Wednesday, August 29, 2012

The Case of the Deadline Doom

Over the last couple of days there has been comic book industry news that has served to polarize a lot of fans. A questionable marketing tactic concerning two of the biggest characters from DC and industry professionals publicly feuding via instant messaging has created quite the spectacle within the funny book biz. The argument between two creators (with one burning bridges behind him with nuclear weapons is absurdly hilarious) has motivated me to finish up this bit of provenance I had been playing around with. The result was a mock-up of a crime novel featuring murder within a comic book industry setting called The Case of the Deadline Doom.

The art to the original book cover with art by Sam Peffer can be found here on a book by Earle Stanley Gardner, The Case of the Lucky Legs. Those familiar with comic books over the last few decades might notice a few "Easter eggs" (or if you prefer, cliches) within the copy and art of the front and back faux covers. This mock up crime novel was fun to make and I'd write the hell out of this book given a few months off work.

I had already decided that if this book would ever see reality I want Sam Peffer or someone like him to do the cover art. When I started playing around with the concept I knew what it would be about. Terry Case was invented just for this, but has a complete back story. Burnt out, damaged and retired FBI agent who just wants to live out his years in peace but can't since there is too much wrong in the world. Agent Case exists soles as a means to use the cover teaser text 'A Closed Case Mystery'.

I knew initially what I was going for the faux crime novel idea but when I stumbled across the "Peff" cover I saw how perfect it was and instead went with an adaptation of that. The back cover, which at first was going to be the front, hearkens back to the old Seduction of the Innocent hardcover using the black, white and red color scheme. I even put in as a blurb a cliche of the comic book reporting scene that most people despise, the Zip! Pow! Biff! stuff. I figured if this book existed I wouldn't have much control over much of the teaser copy that appeared on the back and it would be at the mercy of a marketing wonk and their notes from a committee.

Take a few minutes and try to identify all the Easter eggs, even ones I already mentioned. Hey, whoever gives me the best answers might win a prize.

Monday, August 27, 2012

Monday with Hayley Mills: Deadly Strangers box art

Deadly Strangers (1974)

The entire budget for the VHS box art must have been a sandwich found in the office refrigerator after a three-day weekend and a partly drained coffee cup with a cigarette butt in it.
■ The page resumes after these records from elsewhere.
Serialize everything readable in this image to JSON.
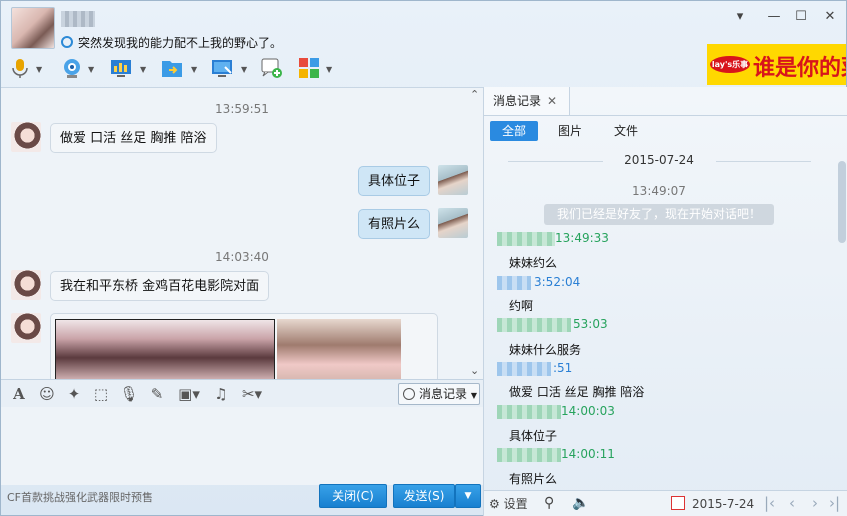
{
  "header": {
    "signature": "突然发现我的能力配不上我的野心了。",
    "window_controls": [
      "▾",
      "—",
      "☐",
      "✕"
    ],
    "ad": {
      "logo": "lay's乐事",
      "text": "谁是你的菜"
    },
    "toolbar": [
      "microphone-icon",
      "video-camera-icon",
      "screen-share-icon",
      "file-transfer-icon",
      "remote-desktop-icon",
      "add-app-icon",
      "apps-grid-icon"
    ]
  },
  "chat": {
    "messages": [
      {
        "type": "time",
        "text": "13:59:51"
      },
      {
        "type": "her",
        "text": "做爱  口活  丝足  胸推  陪浴"
      },
      {
        "type": "me",
        "text": "具体位子"
      },
      {
        "type": "me",
        "text": "有照片么"
      },
      {
        "type": "time",
        "text": "14:03:40"
      },
      {
        "type": "her",
        "text": "我在和平东桥  金鸡百花电影院对面"
      },
      {
        "type": "her-images",
        "text": ""
      }
    ]
  },
  "input": {
    "toolbar_icons": [
      "font-icon",
      "emoji-icon",
      "shake-icon",
      "screenshot-icon",
      "voice-icon",
      "edit-icon",
      "image-icon",
      "music-icon",
      "scissors-icon"
    ],
    "history_button": "消息记录",
    "footer_ad": "CF首款挑战强化武器限时预售",
    "close_button": "关闭(C)",
    "send_button": "发送(S)"
  },
  "history": {
    "tab_label": "消息记录",
    "filters": [
      "全部",
      "图片",
      "文件"
    ],
    "date": "2015-07-24",
    "first_time": "13:49:07",
    "system_message": "我们已经是好友了，现在开始对话吧！",
    "entries": [
      {
        "time": "13:49:33",
        "color": "g",
        "msg": "妹妹约么"
      },
      {
        "time": "3:52:04",
        "color": "b",
        "msg": "约啊"
      },
      {
        "time": "53:03",
        "color": "g",
        "msg": "妹妹什么服务"
      },
      {
        "time": ":51",
        "color": "b",
        "msg": "做爱  口活  丝足  胸推  陪浴"
      },
      {
        "time": "14:00:03",
        "color": "g",
        "msg": "具体位子"
      },
      {
        "time": "14:00:11",
        "color": "g",
        "msg": "有照片么"
      }
    ],
    "footer": {
      "settings_label": "设置",
      "date_value": "2015-7-24"
    }
  }
}
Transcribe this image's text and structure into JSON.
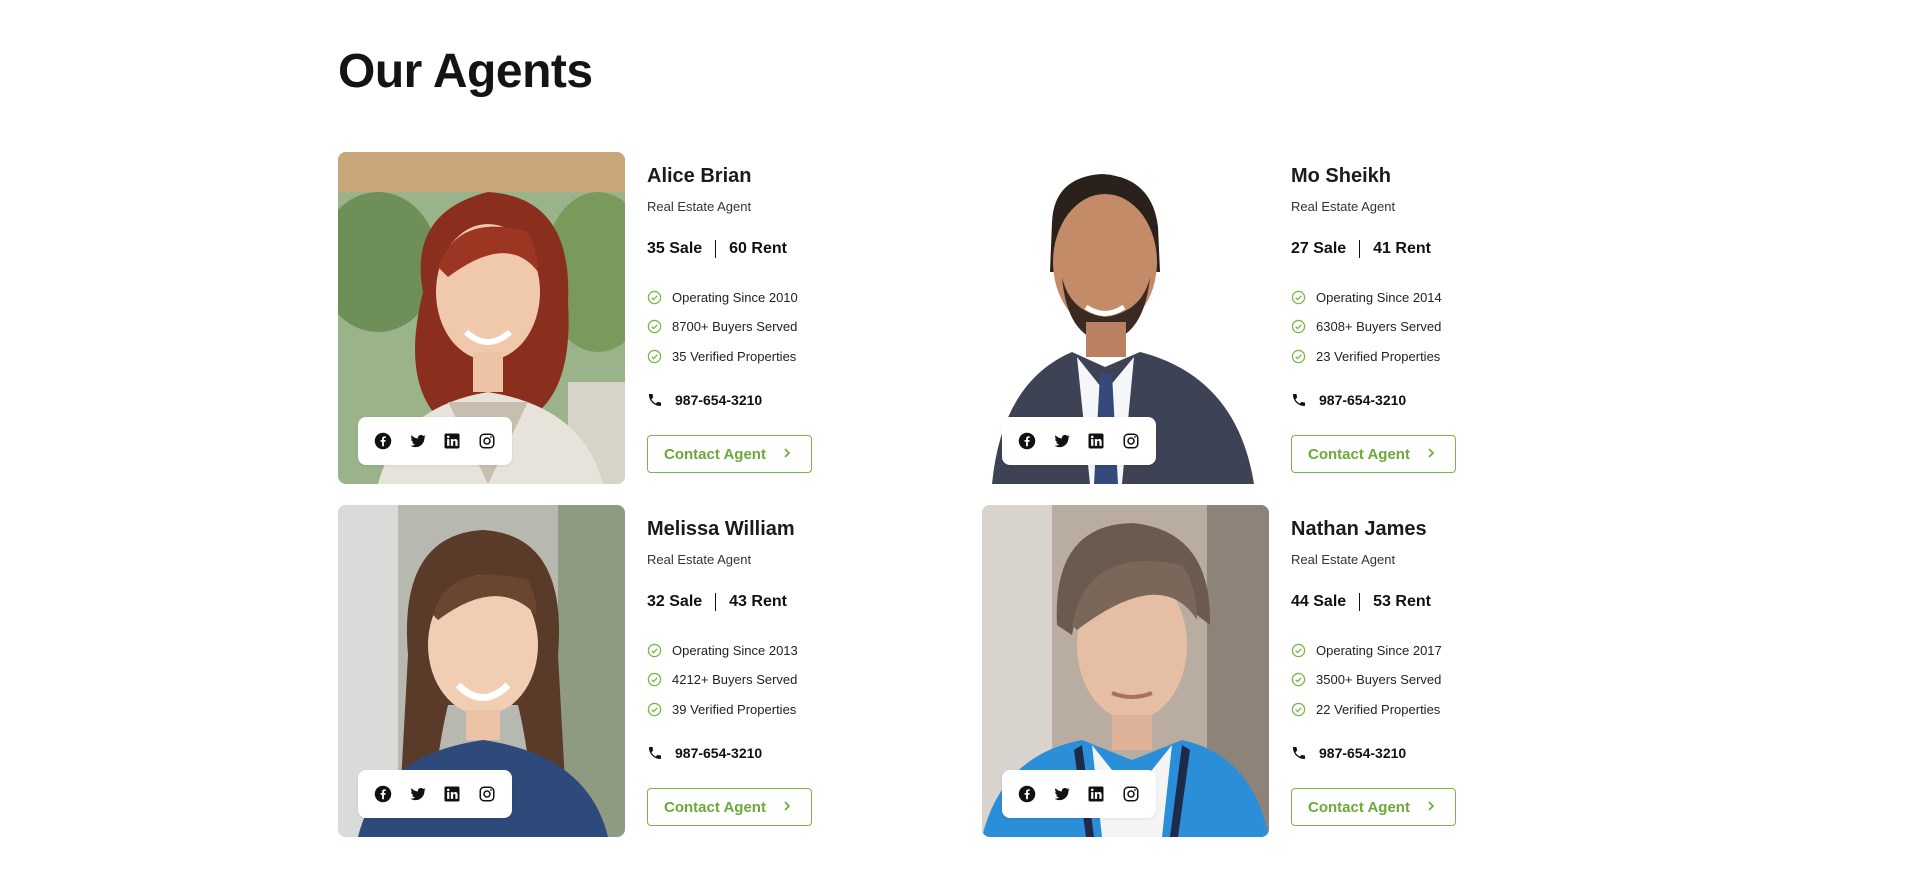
{
  "page": {
    "title": "Our Agents"
  },
  "colors": {
    "accent": "#7ab648",
    "text": "#111111"
  },
  "agents": [
    {
      "name": "Alice Brian",
      "role": "Real Estate Agent",
      "sale": "35 Sale",
      "rent": "60 Rent",
      "features": [
        "Operating Since 2010",
        "8700+ Buyers Served",
        "35 Verified Properties"
      ],
      "phone": "987-654-3210",
      "contact_label": "Contact Agent",
      "social_icons": [
        "facebook-icon",
        "twitter-icon",
        "linkedin-icon",
        "instagram-icon"
      ]
    },
    {
      "name": "Mo Sheikh",
      "role": "Real Estate Agent",
      "sale": "27 Sale",
      "rent": "41 Rent",
      "features": [
        "Operating Since 2014",
        "6308+ Buyers Served",
        "23 Verified Properties"
      ],
      "phone": "987-654-3210",
      "contact_label": "Contact Agent",
      "social_icons": [
        "facebook-icon",
        "twitter-icon",
        "linkedin-icon",
        "instagram-icon"
      ]
    },
    {
      "name": "Melissa William",
      "role": "Real Estate Agent",
      "sale": "32 Sale",
      "rent": "43 Rent",
      "features": [
        "Operating Since 2013",
        "4212+ Buyers Served",
        "39 Verified Properties"
      ],
      "phone": "987-654-3210",
      "contact_label": "Contact Agent",
      "social_icons": [
        "facebook-icon",
        "twitter-icon",
        "linkedin-icon",
        "instagram-icon"
      ]
    },
    {
      "name": "Nathan James",
      "role": "Real Estate Agent",
      "sale": "44 Sale",
      "rent": "53 Rent",
      "features": [
        "Operating Since 2017",
        "3500+ Buyers Served",
        "22 Verified Properties"
      ],
      "phone": "987-654-3210",
      "contact_label": "Contact Agent",
      "social_icons": [
        "facebook-icon",
        "twitter-icon",
        "linkedin-icon",
        "instagram-icon"
      ]
    }
  ]
}
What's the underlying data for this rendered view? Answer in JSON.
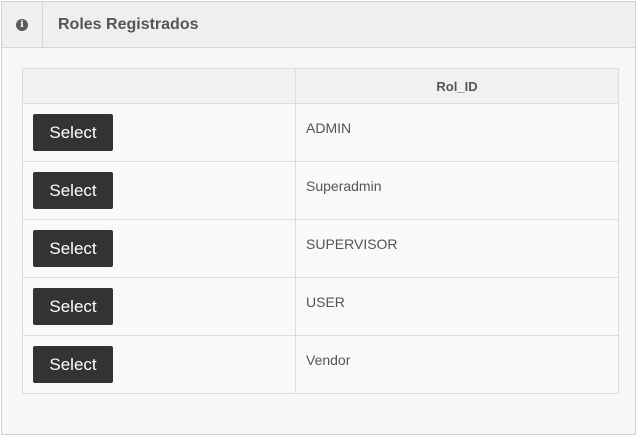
{
  "panel": {
    "title": "Roles Registrados",
    "icon": "info-icon",
    "icon_glyph": "i"
  },
  "table": {
    "columns": [
      "",
      "Rol_ID"
    ],
    "rows": [
      {
        "button_label": "Select",
        "rol_id": "ADMIN"
      },
      {
        "button_label": "Select",
        "rol_id": "Superadmin"
      },
      {
        "button_label": "Select",
        "rol_id": "SUPERVISOR"
      },
      {
        "button_label": "Select",
        "rol_id": "USER"
      },
      {
        "button_label": "Select",
        "rol_id": "Vendor"
      }
    ]
  }
}
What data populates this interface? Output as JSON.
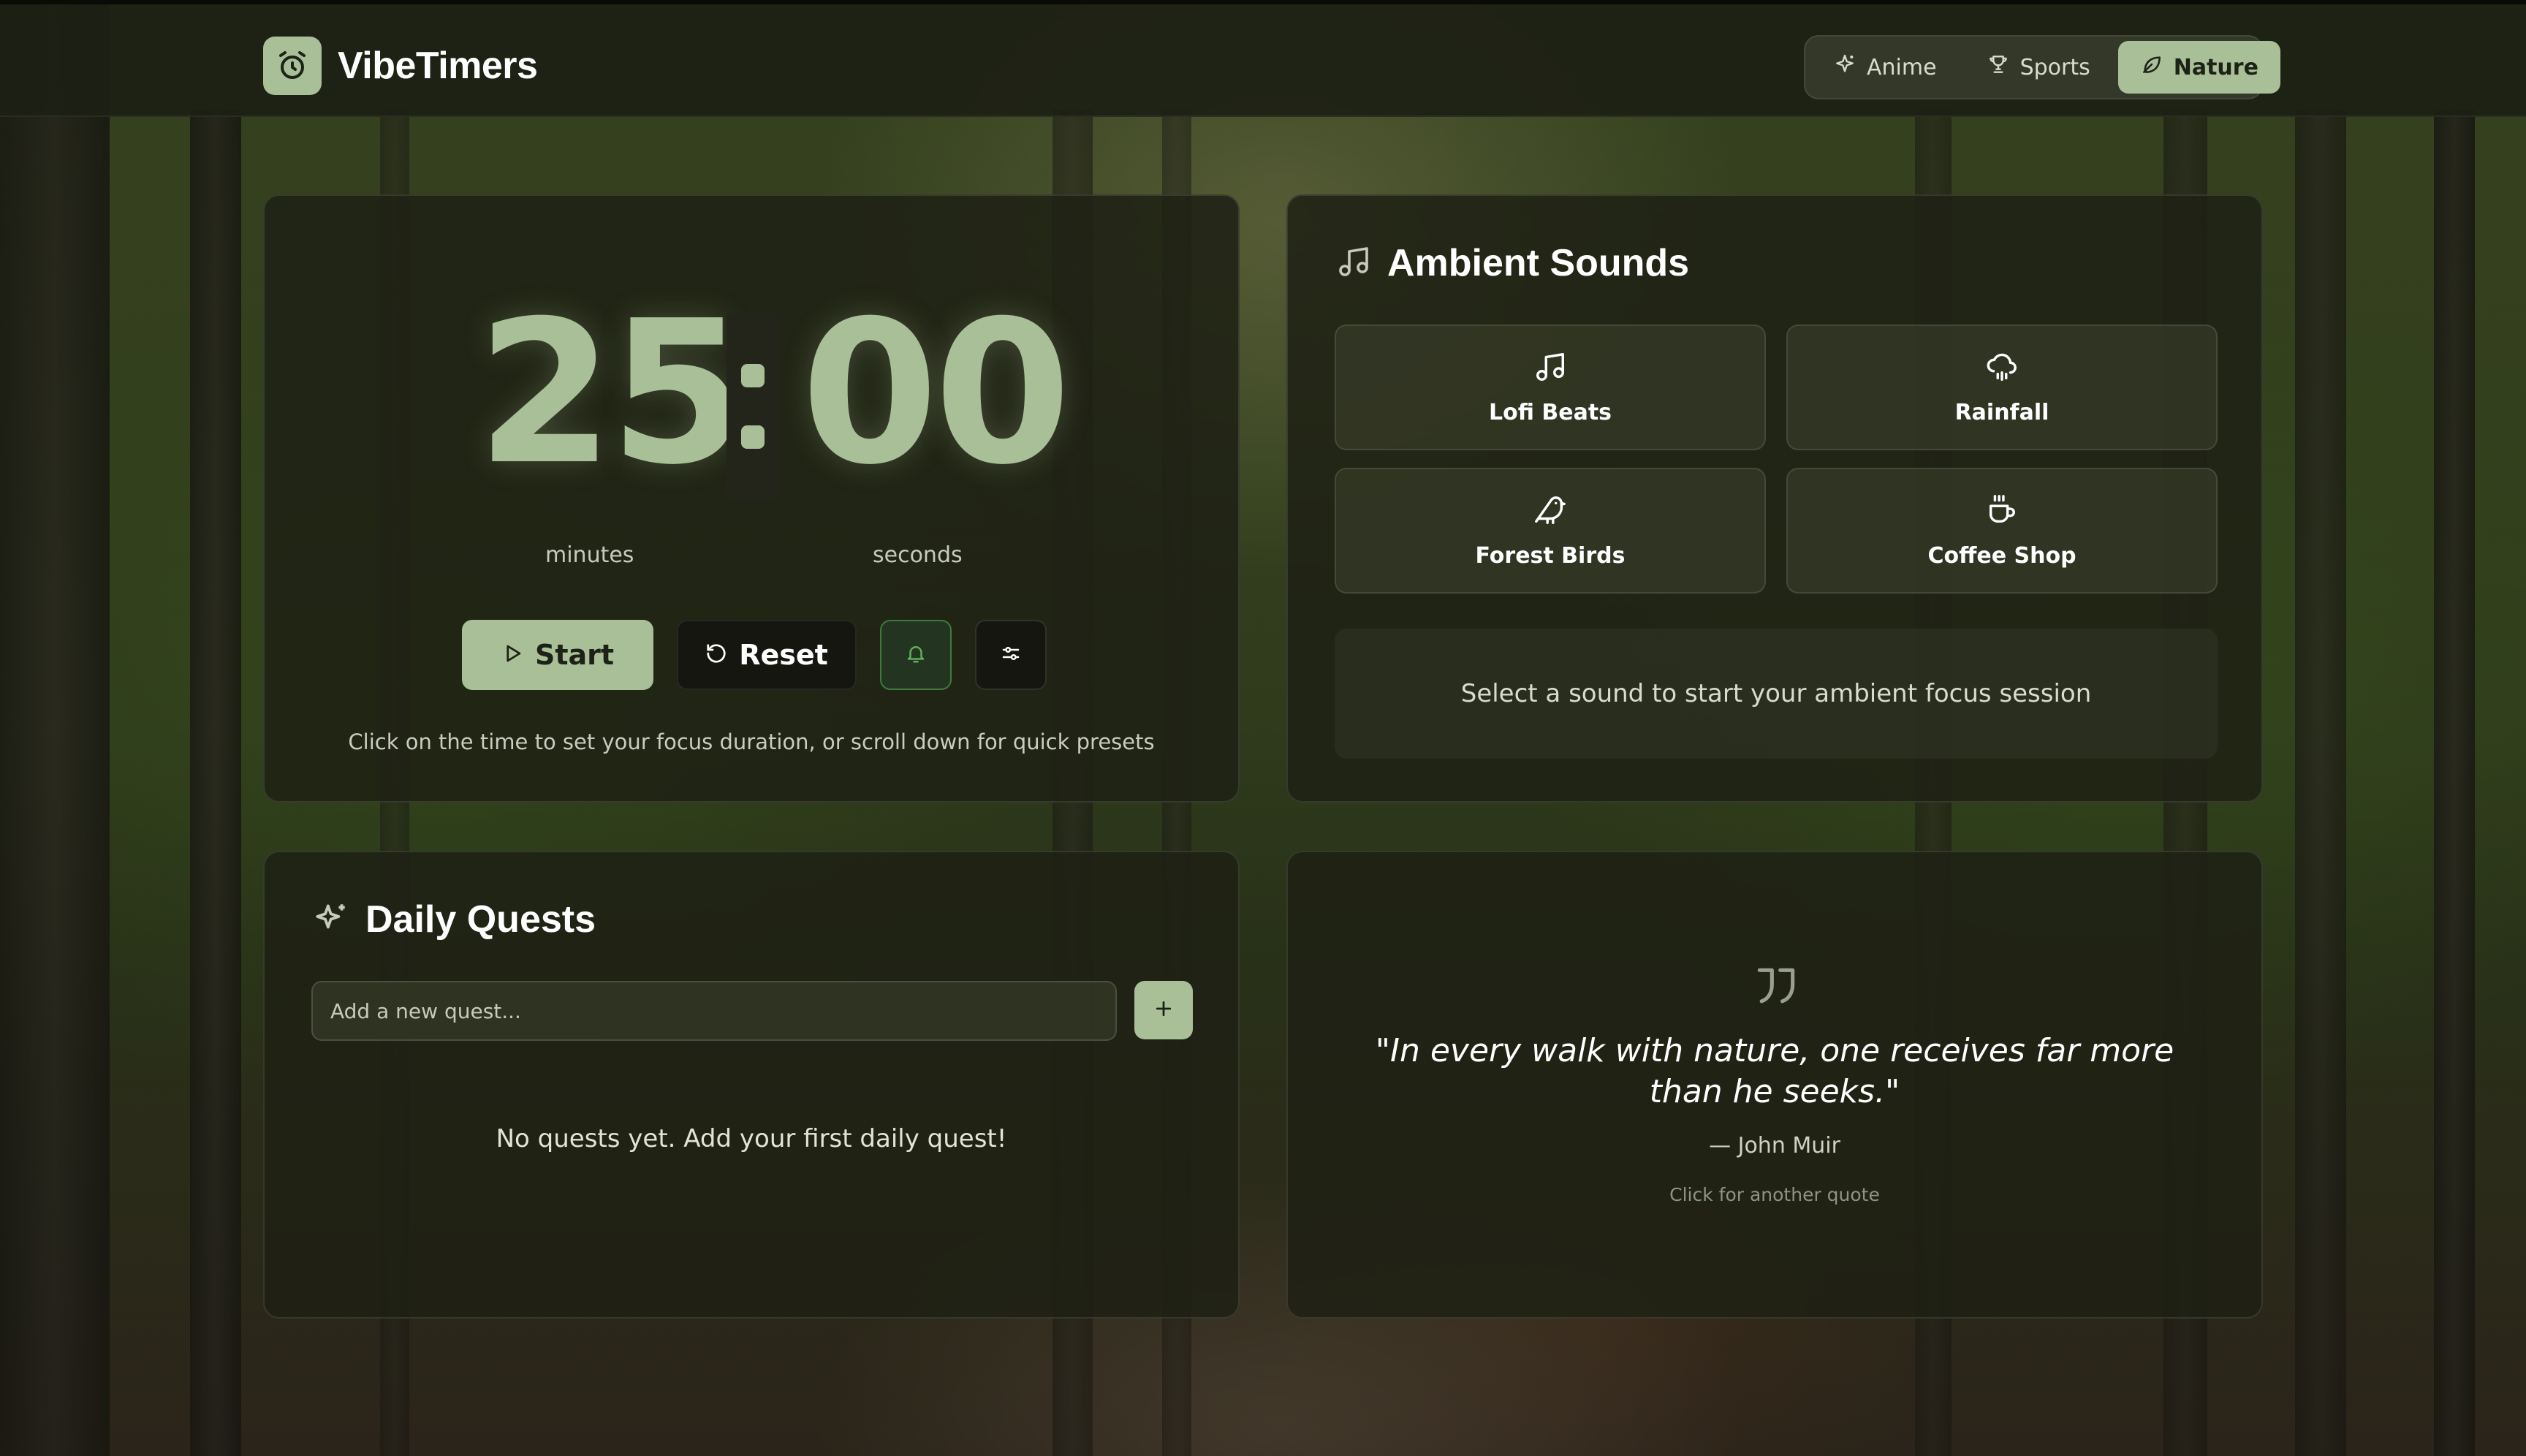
{
  "app": {
    "name": "VibeTimers"
  },
  "themes": [
    {
      "label": "Anime",
      "icon": "sparkle-icon",
      "active": false
    },
    {
      "label": "Sports",
      "icon": "trophy-icon",
      "active": false
    },
    {
      "label": "Nature",
      "icon": "leaf-icon",
      "active": true
    }
  ],
  "timer": {
    "minutes": "25",
    "seconds": "00",
    "minutes_label": "minutes",
    "seconds_label": "seconds",
    "start_label": "Start",
    "reset_label": "Reset",
    "hint": "Click on the time to set your focus duration, or scroll down for quick presets"
  },
  "ambient": {
    "title": "Ambient Sounds",
    "sounds": [
      {
        "label": "Lofi Beats",
        "icon": "music-note-icon"
      },
      {
        "label": "Rainfall",
        "icon": "cloud-rain-icon"
      },
      {
        "label": "Forest Birds",
        "icon": "bird-icon"
      },
      {
        "label": "Coffee Shop",
        "icon": "coffee-cup-icon"
      }
    ],
    "status": "Select a sound to start your ambient focus session"
  },
  "quests": {
    "title": "Daily Quests",
    "input_placeholder": "Add a new quest...",
    "input_value": "",
    "add_label": "+",
    "empty_text": "No quests yet. Add your first daily quest!"
  },
  "quote": {
    "text": "\"In every walk with nature, one receives far more than he seeks.\"",
    "author": "— John Muir",
    "next_hint": "Click for another quote"
  },
  "colors": {
    "accent": "#a9bf98",
    "panel": "#1e2114",
    "bell_active": "#3f7a3d"
  }
}
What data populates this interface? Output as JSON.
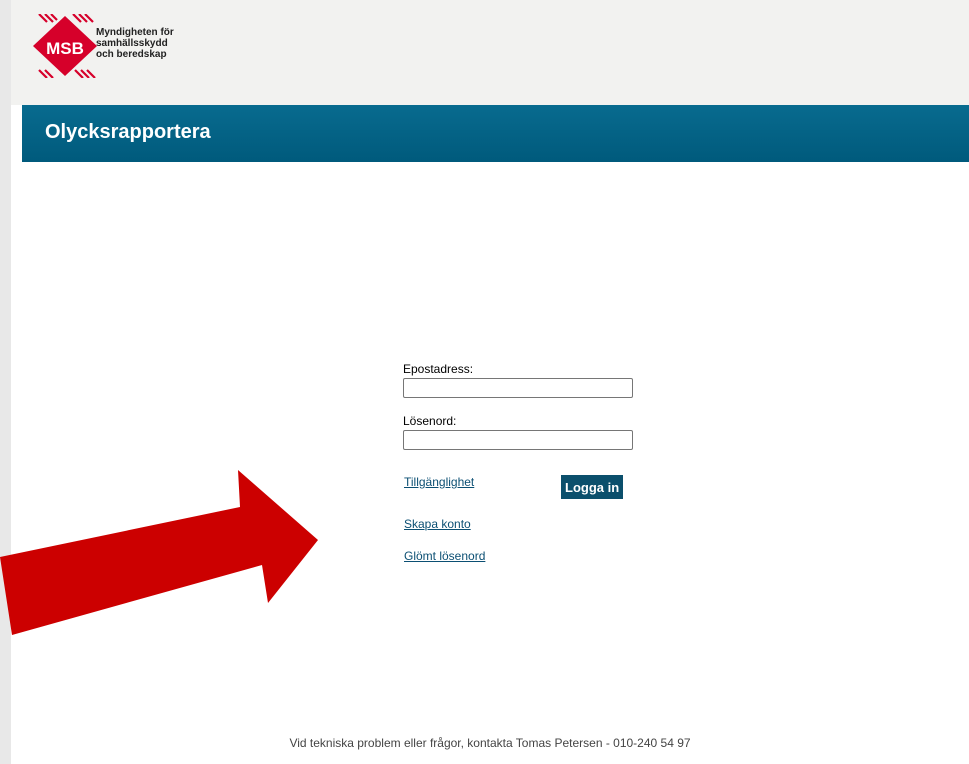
{
  "header": {
    "org_name_line1": "Myndigheten för",
    "org_name_line2": "samhällsskydd",
    "org_name_line3": "och beredskap",
    "logo_abbr": "MSB"
  },
  "app": {
    "title": "Olycksrapportera"
  },
  "login": {
    "email_label": "Epostadress:",
    "email_value": "",
    "password_label": "Lösenord:",
    "password_value": "",
    "accessibility_link": "Tillgänglighet",
    "login_button": "Logga in",
    "create_account_link": "Skapa konto",
    "forgot_password_link": "Glömt lösenord"
  },
  "footer": {
    "contact_text": "Vid tekniska problem eller frågor, kontakta Tomas Petersen - 010-240 54 97"
  },
  "colors": {
    "title_bar": "#005a7c",
    "button": "#0b4f6c",
    "link": "#0b4f73",
    "logo_red": "#d6002a",
    "annotation_arrow": "#cc0000"
  },
  "icons": {
    "logo": "msb-logo-icon",
    "annotation": "arrow-right-icon"
  }
}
This box art was a poor copy of one of the original theater posters. Of the several available this was the worst possible one whoever produced this VHS tape could have chosen.

A lot and I mean a lot of 80s VHS box art was very inexpensively and amateurishly produced, often not much better than what could be found in a high school art class. Puzzling, since one would think reproductions of the varied original poster art would have been available. It would have looked far better and appealing even given an inexpensive printing process.

For the DVD issue of the film the art is still not all that attractive. It consists mostly of solid colors but a least this time it depicts a recognizable Hayley Mills. Taken from another original poster for the film it is simplistic but is marginally more appealing. Undoubtedly both covers were chosen for their color scheme in relation to a very inexpensive printing process, but even muted colors and details from some of the other posters would have looked a lot better.




Saturday, August 25, 2012

Everything in moderation

It's not advertising spam and scams that has me moderating the blog, it's this loony crap and things like it in a barrage of replies to multiple posts. I could almost put up with the content if it was in reply to a relevant entry.

click to make a big deal of this


Wednesday, August 22, 2012

That looks heavy. Here, let me help you...


...into the tent so you can serve the men their snacks.

Wow, initially I thought he was going to carry the tray in for her. Can't decide if he is being a jerk by guiding the tray in and holding open the 'door' or being progressive by letting her do her job on her own. It's up to the viewer to decide, but I think that personal interpretation has evolved since this film was made and how it is seen today is different than the original, probably not conscious, intent of the filmmaker. In the 1950s  holding thew door open for a lady is just what polite, well-meaning men did.

 From The War of the Worlds (1953).